Inspiration on any level is what drives me to think that I can do and say great things in the mental health community. I am hoping to get involved in the speakers bureau sooner than later, because I do feel I can contribute a lot of positivity about the very sensitive subject of mental health. This is what I like to refer to as “Learning how to smile.” My four year culmination of random thoughts and constant opinions that seems to fall to the wayside far too often only to rear it’s glorious little head when my ambition and passion defeats all the fear. There are days when I can take control of it and some days it aggressively takes over me, and that’s when the fun needs to take over. Whatever makes your motor move forward without fear, doubt, or shame, do what needs to be done. Be the kindest person you can be, or be mean. But keep your heart and mind pure…Express it with unmerciful honesty and confidence border-lining on arrogance. Anything less is nothing but a compromise which rarely works in your favor. Compromise only works with the best intentions, but it’s just another victim…A fabrication of the rotten truth.
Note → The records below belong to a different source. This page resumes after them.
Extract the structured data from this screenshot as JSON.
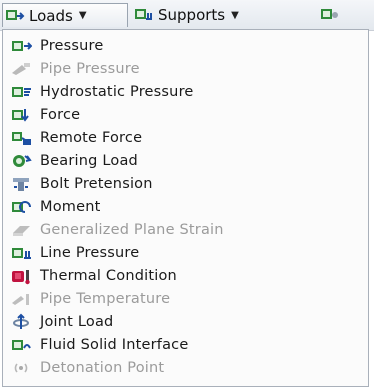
{
  "toolbar": {
    "items": [
      {
        "label": "Loads",
        "active": true
      },
      {
        "label": "Supports",
        "active": false
      },
      {
        "label": "",
        "active": false
      }
    ]
  },
  "menu": {
    "items": [
      {
        "label": "Pressure",
        "enabled": true,
        "icon": "pressure-icon"
      },
      {
        "label": "Pipe Pressure",
        "enabled": false,
        "icon": "pipe-pressure-icon"
      },
      {
        "label": "Hydrostatic Pressure",
        "enabled": true,
        "icon": "hydrostatic-pressure-icon"
      },
      {
        "label": "Force",
        "enabled": true,
        "icon": "force-icon"
      },
      {
        "label": "Remote Force",
        "enabled": true,
        "icon": "remote-force-icon"
      },
      {
        "label": "Bearing Load",
        "enabled": true,
        "icon": "bearing-load-icon"
      },
      {
        "label": "Bolt Pretension",
        "enabled": true,
        "icon": "bolt-pretension-icon"
      },
      {
        "label": "Moment",
        "enabled": true,
        "icon": "moment-icon"
      },
      {
        "label": "Generalized Plane Strain",
        "enabled": false,
        "icon": "generalized-plane-strain-icon"
      },
      {
        "label": "Line Pressure",
        "enabled": true,
        "icon": "line-pressure-icon"
      },
      {
        "label": "Thermal Condition",
        "enabled": true,
        "icon": "thermal-condition-icon"
      },
      {
        "label": "Pipe Temperature",
        "enabled": false,
        "icon": "pipe-temperature-icon"
      },
      {
        "label": "Joint Load",
        "enabled": true,
        "icon": "joint-load-icon"
      },
      {
        "label": "Fluid Solid Interface",
        "enabled": true,
        "icon": "fluid-solid-interface-icon"
      },
      {
        "label": "Detonation Point",
        "enabled": false,
        "icon": "detonation-point-icon"
      }
    ]
  }
}
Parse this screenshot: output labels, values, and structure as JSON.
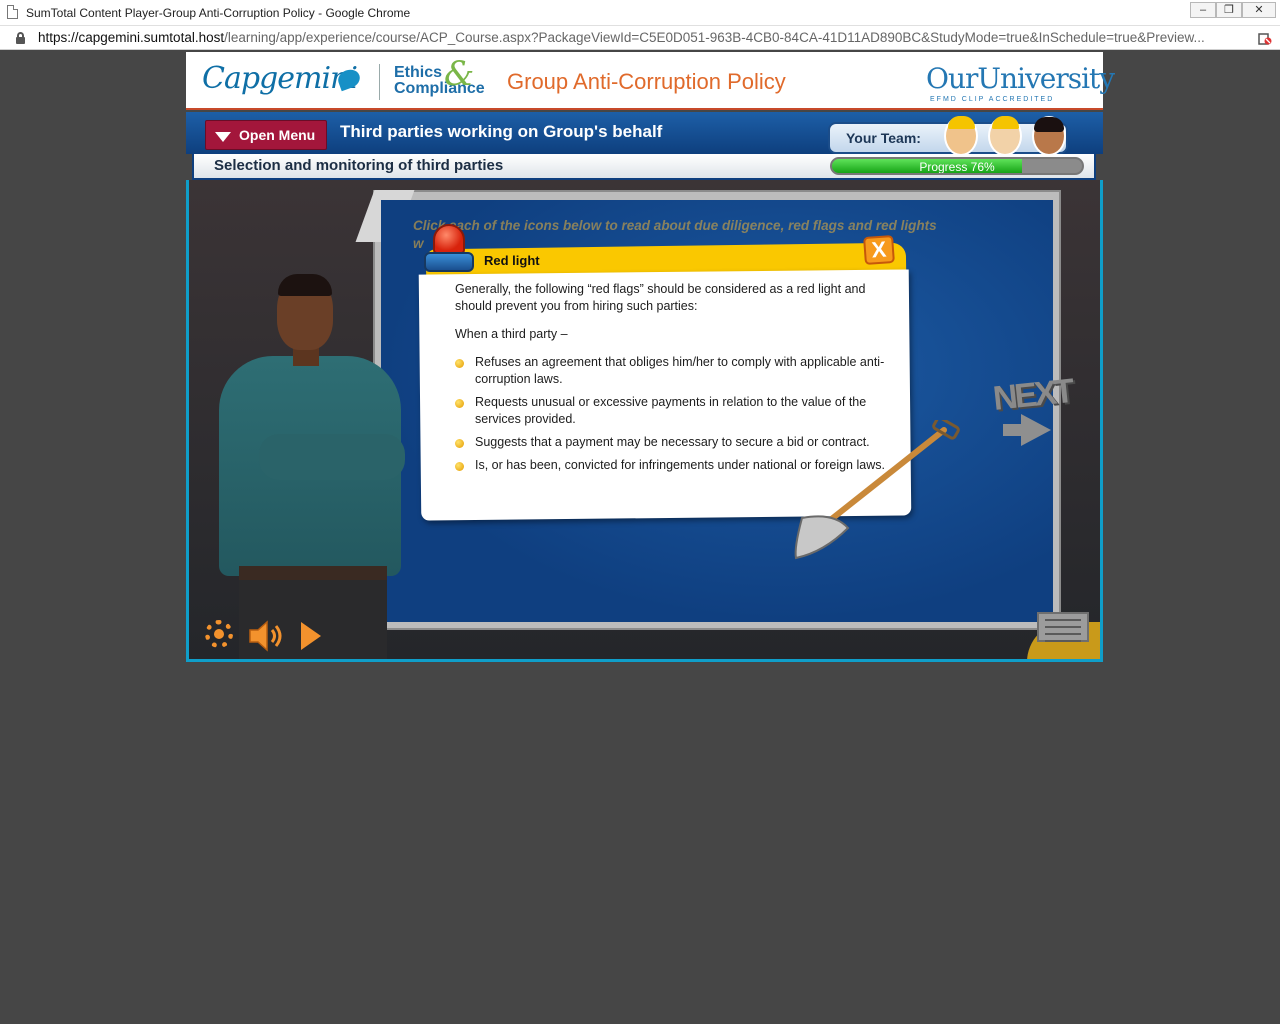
{
  "browser": {
    "window_title": "SumTotal Content Player-Group Anti-Corruption Policy - Google Chrome",
    "url_host": "https://capgemini.sumtotal.host",
    "url_path": "/learning/app/experience/course/ACP_Course.aspx?PackageViewId=C5E0D051-963B-4CB0-84CA-41D11AD890BC&StudyMode=true&InSchedule=true&Preview..."
  },
  "brand": {
    "capgemini": "Capgemini",
    "ethics_line1": "Ethics",
    "ethics_amp": "&",
    "ethics_line2": "Compliance",
    "course_title": "Group Anti-Corruption Policy",
    "our_university": "OurUniversity",
    "our_university_sub": "EFMD CLIP ACCREDITED"
  },
  "nav": {
    "open_menu": "Open Menu",
    "section_title": "Third parties working on Group's behalf",
    "team_label": "Your Team:"
  },
  "subheader": {
    "title": "Selection and monitoring of third parties",
    "progress_label": "Progress 76%",
    "progress_value": 0.76
  },
  "board": {
    "instruction_line1": "Click each of the icons below to read about due diligence, red flags and red lights",
    "instruction_line2": "w",
    "next_label": "NEXT"
  },
  "popup": {
    "title": "Red light",
    "close_label": "X",
    "intro": "Generally, the following “red flags” should be considered as a red light and should prevent you from hiring such parties:",
    "lead": "When a third party –",
    "bullets": [
      "Refuses an agreement that obliges him/her to comply with applicable anti-corruption laws.",
      "Requests unusual or excessive payments in relation to the value of the services provided.",
      "Suggests that a payment may be necessary to secure a bid or contract.",
      "Is, or has been, convicted for infringements under national or foreign laws."
    ]
  },
  "controls": {
    "settings_icon": "gear-icon",
    "audio_icon": "speaker-icon",
    "play_icon": "play-icon"
  },
  "colors": {
    "accent_orange": "#f3922d",
    "menu_red": "#a3163b",
    "nav_blue": "#1d5fa8",
    "popup_yellow": "#fac800",
    "frame_cyan": "#0f9ec9"
  }
}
And if others judge you for the choices you make or the words you say, let them. They don’t want to learn, and you can’t make them listen. But those who listen, cherish them, but don’t rely on them to think for you.

My opinions are my own. The only thing I can judge or trust is my own common sense regarding what I know about people like me. And, right now, feeling and acting a little weird is the best way for me to get that kind of stuff done faster. It’s not for everyone, but that’s the point…To find what works best for you. When I reached out to the CMHA, I got the guidance I was looking for, but I knew the answers and the choices were up to me. I had to figure it out, but I needed a point in the right direction. And the hardest part of all is reaching out and making that first step. I did that a long time ago, and I am a better person for it. Now, I am sort of part of the team. Being a part of the client and family advisory committee gives me the opportunity to help others in understanding the struggles, the fear, and eventually, the answers to many of the questions we all have from time to time. I am looking forward to helping out as much as I can, and one day getting more involved in the CMHA community…but for now, good enough is most certainly enough.

– Sean Hampson